    ?,?-1,2-glycosidic bond
  • Sucrose is the most abundant disaccharide and is
    commercially produced from sugar cane and sugar
  • Because the glycosidic bond in sucrose involves
    both anomeric carbons, neither monosaccharide can
    undergo mutorotation, and so sucrose is not a
    reducing sugar

Hydrolysis of Sucrose
  • Sucrose is hydrolyzed by the enzyme sucrase,
    which is secreted in the small intestine
  • The glucose and fructose can then be absorbed
    into the bloodstream (disaccharides are too large
    to be absorbed)

  • A fermentation is defined as an energy-yielding
    metabolic pathway with no net change in the
    oxidation state of products as compared to
  • Yeast can ferment glucose, fructose, maltose and
  • Ultimately, glucose is converted to pyruvate
    through glycolosis, and the pyruvate is then
    converted to CO2 and ethanol by a two-step
    enzymatic process
  • The net reaction is
  • C6H12O6 ? 2C2H5OH 2CO2

  • A polysaccharide is a polymer consisting of
    hundreds to thousands of monosaccharides joined
    together by glycosidic linkages
  • Three biologically important polysaccharides are
    starch, glycogen and cellulose
  • - all three are polymers of D-glucose, but they
    differ in the type of glycosidic bond and/or the
    amount of branching
  • Starch and glycogen are used for storage of
  • - starch is found in plants and glycogen in
  • - the polymers take up less room than would the
    individual glucose molecules, so are more
    efficient for storage
  • Cellulose is a structural material used in
    formation of cell walls in plants

Plant Starch (Amylose and Amylopectin)
  • Starch contains a mixture of amylose and
  • Amylose is an unbranched polymer (forms ?-helix)
    of D-glucose molecules linked by ?-1,4-glycosidic
  • Amylopectin is like amylose, but has extensive
    branching, with the branches using
    ?-1,6-glycosidic bonds
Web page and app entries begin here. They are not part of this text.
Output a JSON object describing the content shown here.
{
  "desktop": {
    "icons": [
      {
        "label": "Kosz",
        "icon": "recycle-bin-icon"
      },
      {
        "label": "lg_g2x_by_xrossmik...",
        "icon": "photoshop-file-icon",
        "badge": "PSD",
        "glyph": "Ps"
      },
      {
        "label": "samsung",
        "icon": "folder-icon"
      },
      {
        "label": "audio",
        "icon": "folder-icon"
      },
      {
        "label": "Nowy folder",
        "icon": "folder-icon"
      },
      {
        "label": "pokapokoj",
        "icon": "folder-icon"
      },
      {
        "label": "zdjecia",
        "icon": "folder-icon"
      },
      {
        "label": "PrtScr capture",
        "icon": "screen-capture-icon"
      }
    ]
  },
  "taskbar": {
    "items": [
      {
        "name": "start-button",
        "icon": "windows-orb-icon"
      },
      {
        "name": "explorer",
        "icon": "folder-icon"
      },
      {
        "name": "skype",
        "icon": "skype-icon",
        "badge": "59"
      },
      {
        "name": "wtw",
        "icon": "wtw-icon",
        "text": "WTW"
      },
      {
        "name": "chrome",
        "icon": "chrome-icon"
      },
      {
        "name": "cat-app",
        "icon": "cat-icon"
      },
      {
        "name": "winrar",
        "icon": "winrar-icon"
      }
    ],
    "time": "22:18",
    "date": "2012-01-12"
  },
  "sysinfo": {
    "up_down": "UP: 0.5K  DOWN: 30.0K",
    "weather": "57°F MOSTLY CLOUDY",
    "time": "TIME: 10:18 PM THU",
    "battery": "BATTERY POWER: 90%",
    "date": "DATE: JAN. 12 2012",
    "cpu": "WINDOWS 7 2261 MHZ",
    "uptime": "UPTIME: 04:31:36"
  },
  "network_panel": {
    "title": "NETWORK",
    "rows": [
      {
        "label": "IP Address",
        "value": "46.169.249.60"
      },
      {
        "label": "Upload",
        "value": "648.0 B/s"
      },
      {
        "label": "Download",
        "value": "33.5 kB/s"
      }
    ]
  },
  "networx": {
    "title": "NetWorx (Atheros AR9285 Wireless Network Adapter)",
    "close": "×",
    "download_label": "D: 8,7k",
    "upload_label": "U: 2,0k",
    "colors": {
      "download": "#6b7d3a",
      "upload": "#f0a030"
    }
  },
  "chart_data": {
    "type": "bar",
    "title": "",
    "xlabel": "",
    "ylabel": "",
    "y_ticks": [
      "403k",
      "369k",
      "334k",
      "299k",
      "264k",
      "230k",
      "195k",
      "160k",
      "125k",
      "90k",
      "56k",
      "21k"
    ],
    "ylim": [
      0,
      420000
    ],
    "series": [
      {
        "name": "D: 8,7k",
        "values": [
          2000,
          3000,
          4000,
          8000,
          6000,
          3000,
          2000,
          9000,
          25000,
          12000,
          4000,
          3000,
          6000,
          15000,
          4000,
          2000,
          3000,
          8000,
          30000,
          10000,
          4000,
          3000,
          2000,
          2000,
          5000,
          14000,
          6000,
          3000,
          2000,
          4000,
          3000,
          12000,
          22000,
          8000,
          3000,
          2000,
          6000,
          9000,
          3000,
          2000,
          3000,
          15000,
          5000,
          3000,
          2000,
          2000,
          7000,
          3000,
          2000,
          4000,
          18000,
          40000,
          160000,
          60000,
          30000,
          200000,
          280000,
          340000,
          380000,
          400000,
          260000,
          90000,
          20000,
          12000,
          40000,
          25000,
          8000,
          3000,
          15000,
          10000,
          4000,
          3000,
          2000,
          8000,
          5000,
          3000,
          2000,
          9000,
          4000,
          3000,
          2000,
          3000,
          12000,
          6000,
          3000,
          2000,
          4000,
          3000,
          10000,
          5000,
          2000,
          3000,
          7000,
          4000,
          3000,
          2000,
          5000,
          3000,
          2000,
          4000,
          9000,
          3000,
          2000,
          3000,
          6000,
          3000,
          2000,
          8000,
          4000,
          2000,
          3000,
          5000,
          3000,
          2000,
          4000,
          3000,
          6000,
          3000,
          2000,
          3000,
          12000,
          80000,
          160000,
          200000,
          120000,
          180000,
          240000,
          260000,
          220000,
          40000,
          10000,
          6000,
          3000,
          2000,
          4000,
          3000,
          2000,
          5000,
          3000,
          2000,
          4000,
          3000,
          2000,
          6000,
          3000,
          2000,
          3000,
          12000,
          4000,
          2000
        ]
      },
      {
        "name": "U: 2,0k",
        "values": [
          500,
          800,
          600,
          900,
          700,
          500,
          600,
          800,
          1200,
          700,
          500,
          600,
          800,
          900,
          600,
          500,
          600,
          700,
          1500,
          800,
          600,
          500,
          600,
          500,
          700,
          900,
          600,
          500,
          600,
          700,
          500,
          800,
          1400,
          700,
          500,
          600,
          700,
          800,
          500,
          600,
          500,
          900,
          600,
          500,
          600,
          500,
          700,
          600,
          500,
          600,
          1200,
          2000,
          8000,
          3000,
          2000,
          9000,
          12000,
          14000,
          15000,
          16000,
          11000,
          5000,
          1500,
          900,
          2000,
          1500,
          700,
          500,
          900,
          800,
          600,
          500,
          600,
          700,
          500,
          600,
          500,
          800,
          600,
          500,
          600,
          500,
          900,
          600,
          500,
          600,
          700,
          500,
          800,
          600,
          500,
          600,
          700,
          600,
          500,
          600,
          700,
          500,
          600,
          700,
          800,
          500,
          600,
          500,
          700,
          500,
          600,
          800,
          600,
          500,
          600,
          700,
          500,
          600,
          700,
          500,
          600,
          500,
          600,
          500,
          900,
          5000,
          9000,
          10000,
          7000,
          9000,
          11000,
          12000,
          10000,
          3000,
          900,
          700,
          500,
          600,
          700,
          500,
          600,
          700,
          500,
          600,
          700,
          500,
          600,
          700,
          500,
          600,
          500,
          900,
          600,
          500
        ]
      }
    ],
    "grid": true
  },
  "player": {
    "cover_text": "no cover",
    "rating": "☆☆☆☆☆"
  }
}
Glycogen and Cellulose
  • Glycogen (animal starch) is like amylopectin,
    except its even more highly branched
  • - animals store glycogen in the liver (about a
    one-day supply in humans) and use it to maintain
    fairly constant blood sugar levels between meals
  • Cellulose is an unbranched polymer of D-glucose
    molecules linked by ?-1,4-glycosidic bonds
  • - cellulose forms ?-sheets of parallel strands
    held together by hydrogen bonding
  • - we dont have the enzyme to break down
  • - some animals have microorganisms that do have
    the enzyme

Iodine Test for Starch
  • The presence of starch can easily be identified
    using iodine (I2)
  • Rows of iodine atoms form in the core of the
    ?-helix of amylose, forming a dark blue complex
  • Because amylopectin, glycogen and cellulose do
    not form ?-helices, they do not complex well with
    iodine, so do not show the blue color (they show
    a purple or brown color)
  • Monosaccharides do not interact with the iodine,
    so no color is produced